I usually go a step further and write a list of the qualities I desire in my ideal support worker, including shared interests, personality and the skill set I’m looking for, according to the role I need them for.
Step two: Post a job
Then I go straight to the Mable app, press ‘Post a job’ and I post a job straight away with all of the qualities and requirements I wrote down in Step one. The reason I post a job first is because it’s the most efficient use of my time and energy. The job post gets sent to independent support workers in my area. This is particularly good when I have a ‘last minute job’ that needs doing. It’s faster to do this than manually searching the list of workers in my local area, as some may already have a full client list.
If I don’t get a response from the job post within a reasonable time frame, I then use the search function and message support workers individually. Today, I had a response from two support workers within minutes of posting my job.

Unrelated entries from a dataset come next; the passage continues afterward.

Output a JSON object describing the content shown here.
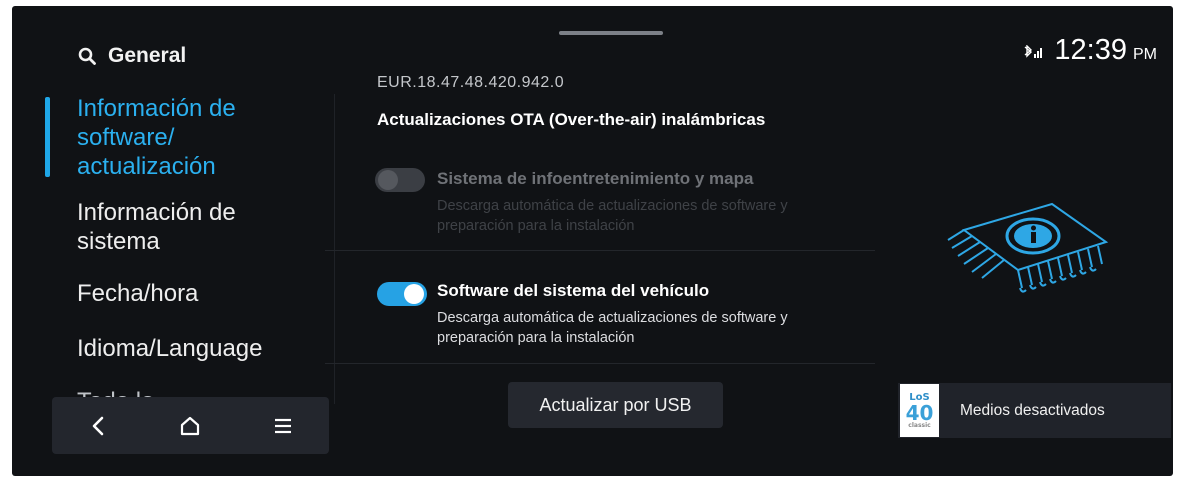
{
  "colors": {
    "accent": "#1fa7e8",
    "screen_bg": "#101215",
    "panel_bg": "#23262d"
  },
  "sidebar": {
    "search_icon": "search-icon",
    "search_label": "General",
    "items": [
      {
        "lines": [
          "Información de",
          "software/",
          "actualización"
        ],
        "active": true
      },
      {
        "lines": [
          "Información de",
          "sistema"
        ],
        "active": false
      },
      {
        "lines": [
          "Fecha/hora"
        ],
        "active": false
      },
      {
        "lines": [
          "Idioma/Language"
        ],
        "active": false
      }
    ],
    "partial_item": "Todo lo"
  },
  "bottom_nav": {
    "icons": [
      "back-icon",
      "home-icon",
      "menu-icon"
    ]
  },
  "main": {
    "version": "EUR.18.47.48.420.942.0",
    "section_title": "Actualizaciones OTA (Over-the-air) inalámbricas",
    "options": [
      {
        "title": "Sistema de infoentretenimiento y mapa",
        "desc_1": "Descarga automática de actualizaciones de software y",
        "desc_2": "preparación para la instalación",
        "enabled": false,
        "toggle_on": false
      },
      {
        "title": "Software del sistema del vehículo",
        "desc_1": "Descarga automática de actualizaciones de software y",
        "desc_2": "preparación para la instalación",
        "enabled": true,
        "toggle_on": true
      }
    ],
    "usb_button": "Actualizar por USB"
  },
  "status": {
    "signal_icon": "bluetooth-signal-icon",
    "time": "12:39",
    "ampm": "PM"
  },
  "illustration": {
    "icon": "chip-info-icon"
  },
  "media": {
    "logo_line1": "LoS",
    "logo_line2": "40",
    "logo_line3": "classic",
    "label": "Medios desactivados"
  }
}
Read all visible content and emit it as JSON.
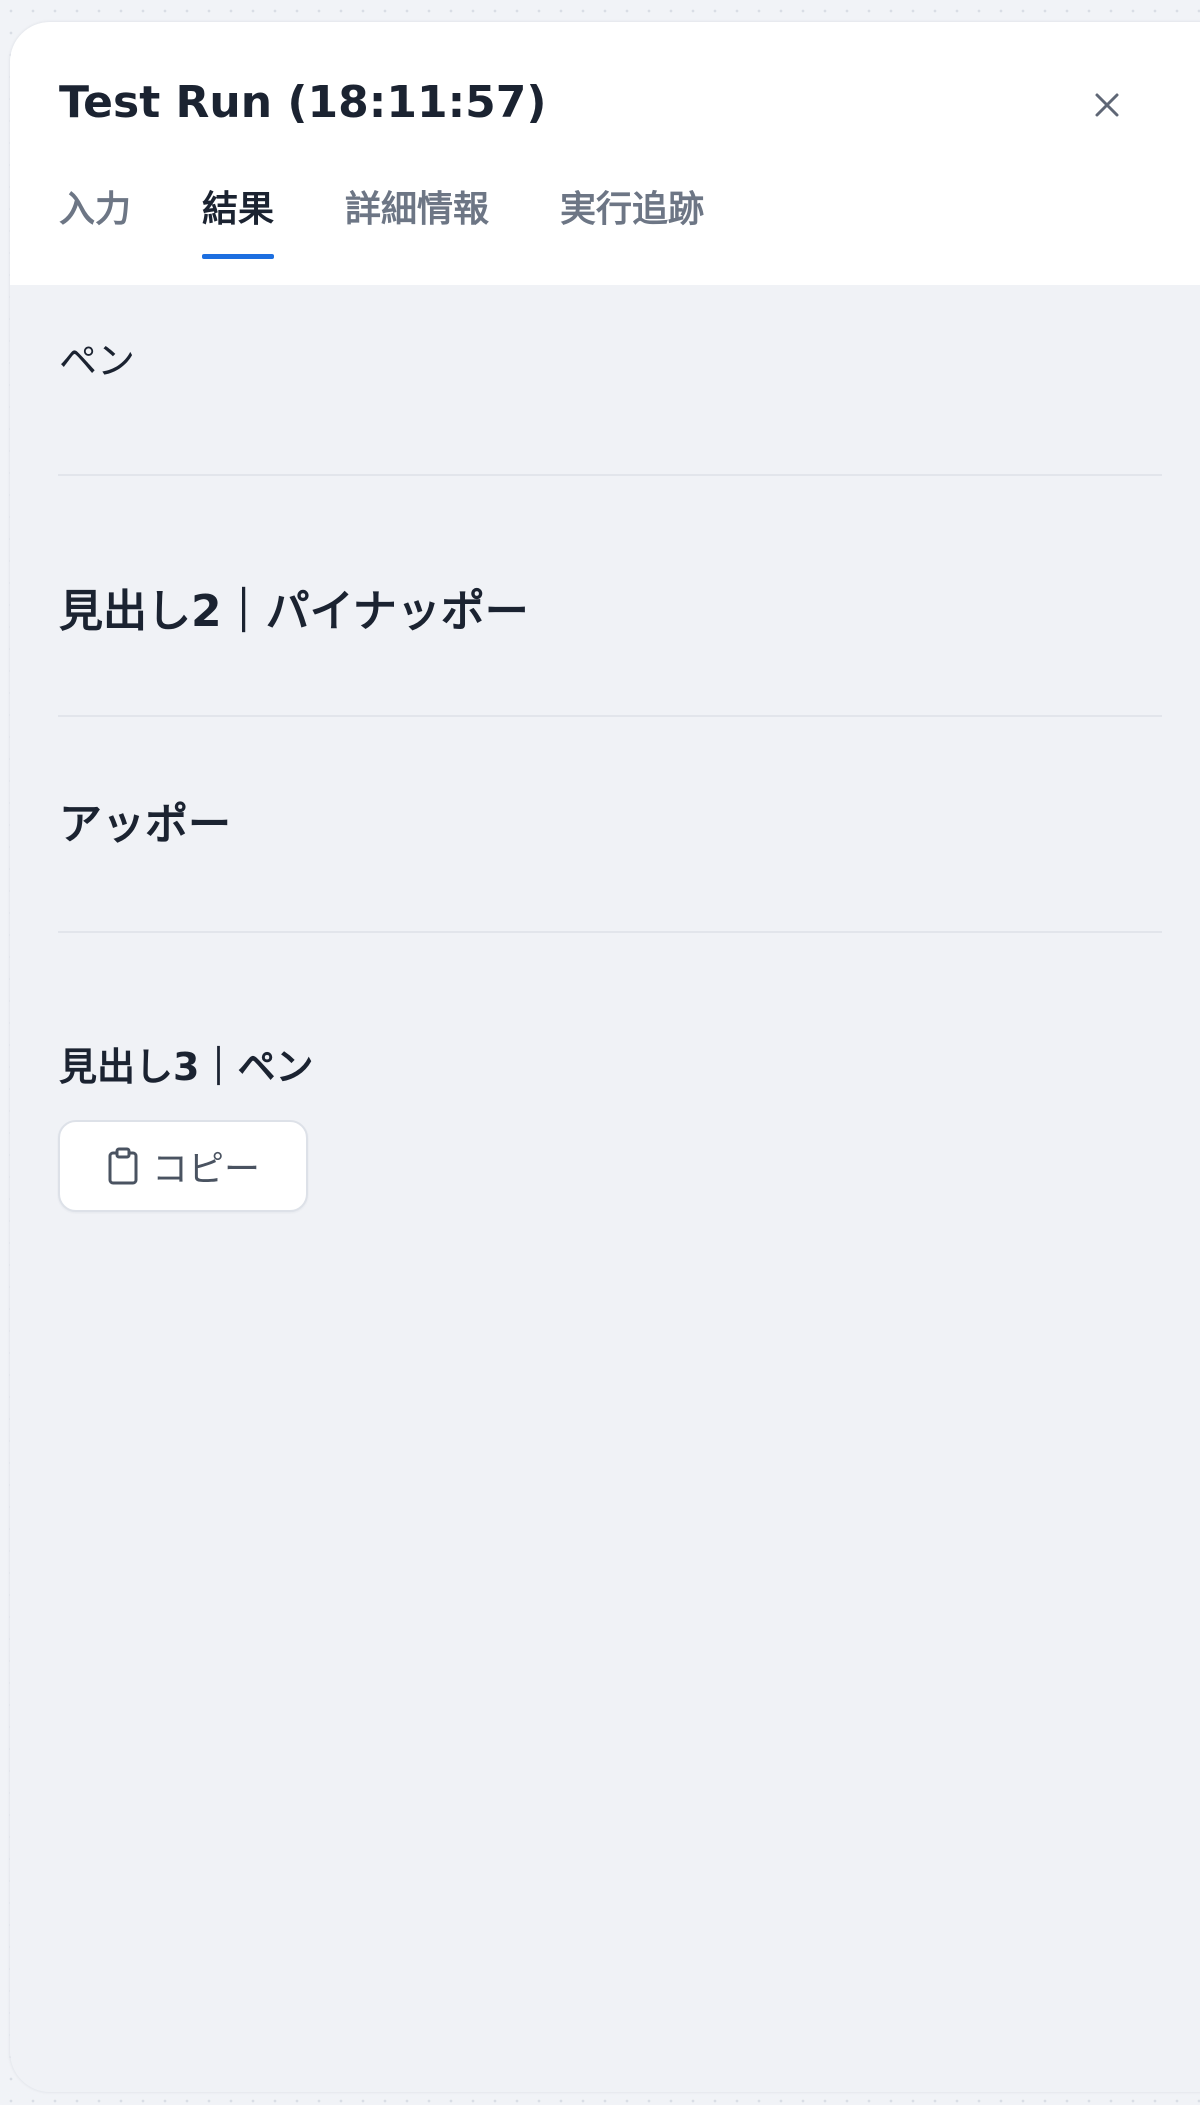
{
  "panel": {
    "title": "Test Run (18:11:57)",
    "close_icon": "close-icon"
  },
  "tabs": [
    {
      "label": "入力",
      "active": false
    },
    {
      "label": "結果",
      "active": true
    },
    {
      "label": "詳細情報",
      "active": false
    },
    {
      "label": "実行追跡",
      "active": false
    }
  ],
  "results": {
    "line1": "ペン",
    "line2": "見出し2｜パイナッポー",
    "line3": "アッポー",
    "line4": "見出し3｜ペン"
  },
  "copy_button": {
    "icon": "clipboard-icon",
    "label": "コピー"
  },
  "colors": {
    "accent": "#1d6fe0",
    "text": "#1b2331",
    "muted": "#6d7685",
    "panel_bg": "#f0f2f6"
  }
}
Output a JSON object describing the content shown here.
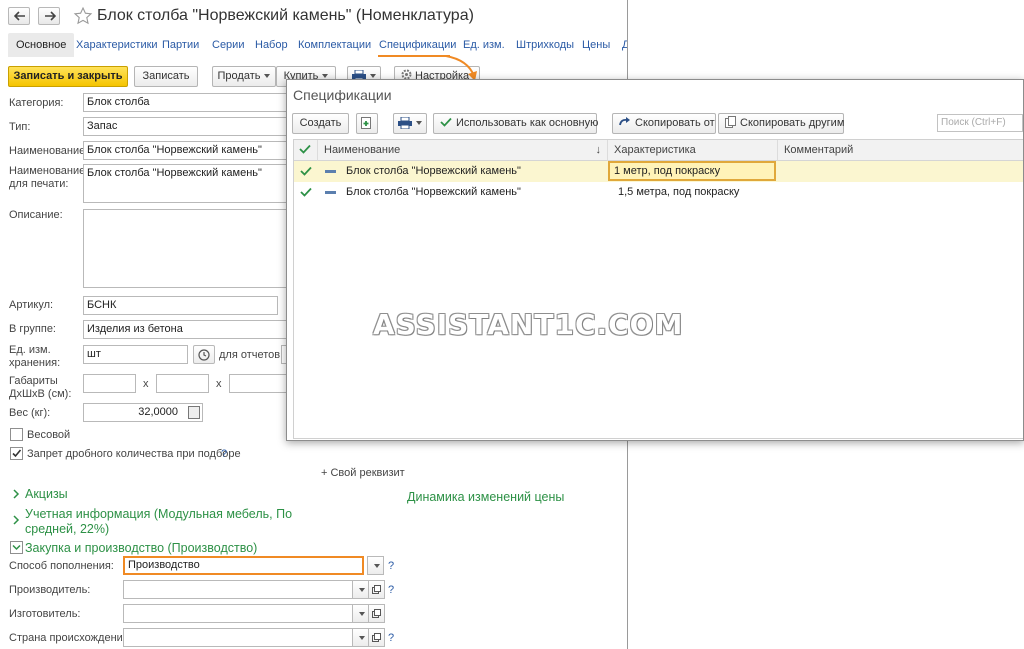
{
  "window": {
    "title": "Блок столба \"Норвежский камень\" (Номенклатура)"
  },
  "tabs": [
    {
      "label": "Основное",
      "active": true
    },
    {
      "label": "Характеристики"
    },
    {
      "label": "Партии"
    },
    {
      "label": "Серии"
    },
    {
      "label": "Набор"
    },
    {
      "label": "Комплектации"
    },
    {
      "label": "Спецификации"
    },
    {
      "label": "Ед. изм."
    },
    {
      "label": "Штрихкоды"
    },
    {
      "label": "Цены"
    },
    {
      "label": "Д"
    }
  ],
  "toolbar": {
    "save_close": "Записать и закрыть",
    "save": "Записать",
    "sell": "Продать",
    "buy": "Купить",
    "settings": "Настройка"
  },
  "form": {
    "category": {
      "label": "Категория:",
      "value": "Блок столба"
    },
    "type": {
      "label": "Тип:",
      "value": "Запас"
    },
    "name": {
      "label": "Наименование:",
      "value": "Блок столба \"Норвежский камень\""
    },
    "print_name": {
      "label": "Наименование\nдля печати:",
      "value": "Блок столба \"Норвежский камень\""
    },
    "description": {
      "label": "Описание:",
      "value": ""
    },
    "article": {
      "label": "Артикул:",
      "value": "БСНК"
    },
    "group": {
      "label": "В группе:",
      "value": "Изделия из бетона"
    },
    "unit": {
      "label": "Ед. изм.\nхранения:",
      "value": "шт",
      "reports_label": "для отчетов:"
    },
    "dims": {
      "label": "Габариты\nДхШхВ (см):",
      "sep": "x"
    },
    "weight": {
      "label": "Вес (кг):",
      "value": "32,0000"
    },
    "weighted": {
      "label": "Весовой",
      "checked": false
    },
    "no_fraction": {
      "label": "Запрет дробного количества при подборе",
      "checked": true,
      "help": "?"
    },
    "custom_attr": "+ Свой реквизит"
  },
  "sections": {
    "excise": "Акцизы",
    "accounting": "Учетная информация (Модульная мебель, По\nсредней, 22%)",
    "price_dynamics": "Динамика изменений цены",
    "purchase": "Закупка и производство (Производство)"
  },
  "purchase_form": {
    "replenishment": {
      "label": "Способ пополнения:",
      "value": "Производство"
    },
    "producer": {
      "label": "Производитель:",
      "value": ""
    },
    "manufacturer": {
      "label": "Изготовитель:",
      "value": ""
    },
    "country": {
      "label": "Страна происхождения:",
      "value": ""
    },
    "help": "?"
  },
  "popup": {
    "title": "Спецификации",
    "create": "Создать",
    "use_main": "Использовать как основную",
    "copy_from": "Скопировать от",
    "copy_to": "Скопировать другим",
    "search_placeholder": "Поиск (Ctrl+F)",
    "columns": {
      "name": "Наименование",
      "sort": "↓",
      "characteristic": "Характеристика",
      "comment": "Комментарий"
    },
    "rows": [
      {
        "name": "Блок столба \"Норвежский камень\"",
        "characteristic": "1 метр, под покраску",
        "comment": "",
        "selected": true
      },
      {
        "name": "Блок столба \"Норвежский камень\"",
        "characteristic": "1,5 метра, под покраску",
        "comment": "",
        "selected": false
      }
    ]
  },
  "watermark": "ASSISTANT1C.COM",
  "colors": {
    "accent_yellow": "#f5c400",
    "link_blue": "#2a5aa5",
    "section_green": "#2d9146",
    "highlight_orange": "#f08a24",
    "selected_row": "#fbf6d0"
  }
}
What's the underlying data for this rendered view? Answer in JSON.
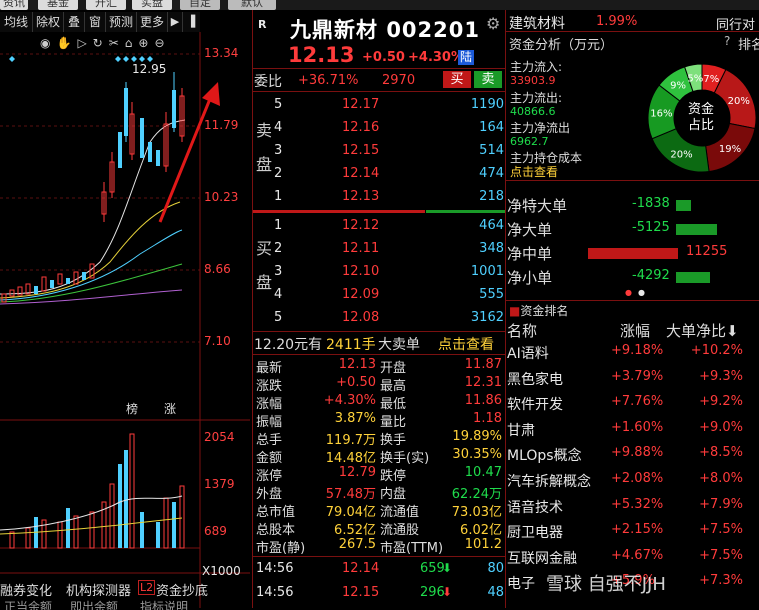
{
  "top_menu": [
    "资讯",
    "基金",
    "开汇",
    "实盘",
    "自定",
    "默认"
  ],
  "chart_toolbar": {
    "items": [
      "均线",
      "除权",
      "叠",
      "窗",
      "预测",
      "更多"
    ],
    "price_peak_label": "12.95",
    "axis_prices": [
      "13.34",
      "11.79",
      "10.23",
      "8.66",
      "7.10"
    ],
    "markers": [
      "榜",
      "涨"
    ],
    "vol_axis": [
      "2054",
      "1379",
      "689"
    ],
    "vol_unit": "X1000"
  },
  "bottom_tabs": {
    "items": [
      "融券变化",
      "机构探测器",
      "资金抄底"
    ],
    "tab3_badge": "L2",
    "row2": [
      "正当余额",
      "即出余额",
      "指标说明"
    ]
  },
  "header": {
    "r_badge": "R",
    "stock_name": "九鼎新材",
    "stock_code": "002201",
    "price": "12.13",
    "change": "+0.50",
    "change_pct": "+4.30%",
    "exchange": "陆"
  },
  "committee": {
    "label": "委比",
    "ratio": "+36.71%",
    "diff": "2970",
    "buy_btn": "买",
    "sell_btn": "卖"
  },
  "order_book": {
    "sell_label": [
      "卖",
      "盘"
    ],
    "buy_label": [
      "买",
      "盘"
    ],
    "sell": [
      {
        "level": "5",
        "price": "12.17",
        "volume": "1190"
      },
      {
        "level": "4",
        "price": "12.16",
        "volume": "164"
      },
      {
        "level": "3",
        "price": "12.15",
        "volume": "514"
      },
      {
        "level": "2",
        "price": "12.14",
        "volume": "474"
      },
      {
        "level": "1",
        "price": "12.13",
        "volume": "218"
      }
    ],
    "buy": [
      {
        "level": "1",
        "price": "12.12",
        "volume": "464"
      },
      {
        "level": "2",
        "price": "12.11",
        "volume": "348"
      },
      {
        "level": "3",
        "price": "12.10",
        "volume": "1001"
      },
      {
        "level": "4",
        "price": "12.09",
        "volume": "555"
      },
      {
        "level": "5",
        "price": "12.08",
        "volume": "3162"
      }
    ]
  },
  "big_order": {
    "price": "12.20元有",
    "qty": "2411手",
    "label": "大卖单",
    "link": "点击查看"
  },
  "quote": [
    {
      "l1": "最新",
      "v1": "12.13",
      "l2": "开盘",
      "v2": "11.87"
    },
    {
      "l1": "涨跌",
      "v1": "+0.50",
      "l2": "最高",
      "v2": "12.31"
    },
    {
      "l1": "涨幅",
      "v1": "+4.30%",
      "l2": "最低",
      "v2": "11.86"
    },
    {
      "l1": "振幅",
      "v1": "3.87%",
      "l2": "量比",
      "v2": "1.18"
    },
    {
      "l1": "总手",
      "v1": "119.7万",
      "l2": "换手",
      "v2": "19.89%"
    },
    {
      "l1": "金额",
      "v1": "14.48亿",
      "l2": "换手(实)",
      "v2": "30.35%"
    },
    {
      "l1": "涨停",
      "v1": "12.79",
      "l2": "跌停",
      "v2": "10.47"
    },
    {
      "l1": "外盘",
      "v1": "57.48万",
      "l2": "内盘",
      "v2": "62.24万"
    },
    {
      "l1": "总市值",
      "v1": "79.04亿",
      "l2": "流通值",
      "v2": "73.03亿"
    },
    {
      "l1": "总股本",
      "v1": "6.52亿",
      "l2": "流通股",
      "v2": "6.02亿"
    },
    {
      "l1": "市盈(静)",
      "v1": "267.5",
      "l2": "市盈(TTM)",
      "v2": "101.2"
    }
  ],
  "ticks": [
    {
      "time": "14:56",
      "price": "12.14",
      "vol": "659",
      "num": "80"
    },
    {
      "time": "14:56",
      "price": "12.15",
      "vol": "296",
      "num": "48"
    }
  ],
  "sector": {
    "name": "建筑材料",
    "pct": "1.99%",
    "right_label": "同行对"
  },
  "fund": {
    "title": "资金分析（万元）",
    "help": "?",
    "rank_link": "排名",
    "inflow_label": "主力流入:",
    "inflow": "33903.9",
    "outflow_label": "主力流出:",
    "outflow": "40866.6",
    "net_label": "主力净流出",
    "net": "6962.7",
    "cost_label": "主力持仓成本",
    "cost_link": "点击查看",
    "donut_center": [
      "资金",
      "占比"
    ],
    "donut": [
      {
        "label": "7%",
        "value": 7,
        "color": "#e02020"
      },
      {
        "label": "20%",
        "value": 20,
        "color": "#b81818"
      },
      {
        "label": "19%",
        "value": 19,
        "color": "#7a0a0a"
      },
      {
        "label": "20%",
        "value": 20,
        "color": "#0c6a12"
      },
      {
        "label": "16%",
        "value": 16,
        "color": "#179a22"
      },
      {
        "label": "9%",
        "value": 9,
        "color": "#2fc23e"
      },
      {
        "label": "5%",
        "value": 5,
        "color": "#7ee07c"
      }
    ]
  },
  "flows": [
    {
      "label": "净特大单",
      "value": "-1838",
      "dir": "out",
      "mag": 1838
    },
    {
      "label": "净大单",
      "value": "-5125",
      "dir": "out",
      "mag": 5125
    },
    {
      "label": "净中单",
      "value": "11255",
      "dir": "in",
      "mag": 11255
    },
    {
      "label": "净小单",
      "value": "-4292",
      "dir": "out",
      "mag": 4292
    }
  ],
  "rank": {
    "title": "资金排名",
    "col_name": "名称",
    "col_pct": "涨幅",
    "col_net": "大单净比",
    "rows": [
      {
        "name": "AI语料",
        "pct": "+9.18%",
        "net": "+10.2%"
      },
      {
        "name": "黑色家电",
        "pct": "+3.79%",
        "net": "+9.3%"
      },
      {
        "name": "软件开发",
        "pct": "+7.76%",
        "net": "+9.2%"
      },
      {
        "name": "甘肃",
        "pct": "+1.60%",
        "net": "+9.0%"
      },
      {
        "name": "MLOps概念",
        "pct": "+9.88%",
        "net": "+8.5%"
      },
      {
        "name": "汽车拆解概念",
        "pct": "+2.08%",
        "net": "+8.0%"
      },
      {
        "name": "语音技术",
        "pct": "+5.32%",
        "net": "+7.9%"
      },
      {
        "name": "厨卫电器",
        "pct": "+2.15%",
        "net": "+7.5%"
      },
      {
        "name": "互联网金融",
        "pct": "+4.67%",
        "net": "+7.5%"
      },
      {
        "name": "电子",
        "pct": "+5.9%",
        "net": "+7.3%"
      }
    ]
  },
  "watermark": "雪球  自强不JJH"
}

The ‘Post a job’ feature can be a very efficient, time-saving process.
Posting your own job is also great because you get to include all of the details you are looking for in a support worker, thus maximising your chances of finding your ideal support worker. For example, my job post today was focused on finding a cleaner. I included that they must have their own vacuum cleaner and that I will supply the cleaning products, mop and bucket. It sets the expectations from the outset and avoids any potential communication misunderstandings.
If you have the capacity to reply to support workers, it would be a nice thing to do, even if it’s to say they’re not quite the right match.
Step three: Interview and assess
If it’s a last minute job, I do a quick phone interview to make sure the essential bases are covered in terms of their skills and experience being up to scratch and I assess their overall suitability for the task. You can learn more about how to conduct an interview with a potential support worker here.
When it comes to booking a support worker I want to work with on an ongoing basis, I do a more detailed chat and possibly a meet and greet in person first. This process definitely depends on my support needs at the time and what the job description is.
Step four: Have a backup plan
To ensure life flows as smoothly as possible, I like to have more than one support worker for community access. Life happens and support workers sometimes aren’t available, so having additional support workers you can call on when your main support worker isn’t available, is a wise move. You can put this in place by occasionally booking your backup workers, so that they know you and the job, in case you need them at short notice.
I hope you’ve found my tips useful.
About the author
Kathy Divine is the author of six books, founder of a print and digital magazine and a peer mentor to autistic teens and adults, based on her lived experience. She plays the drums for fun and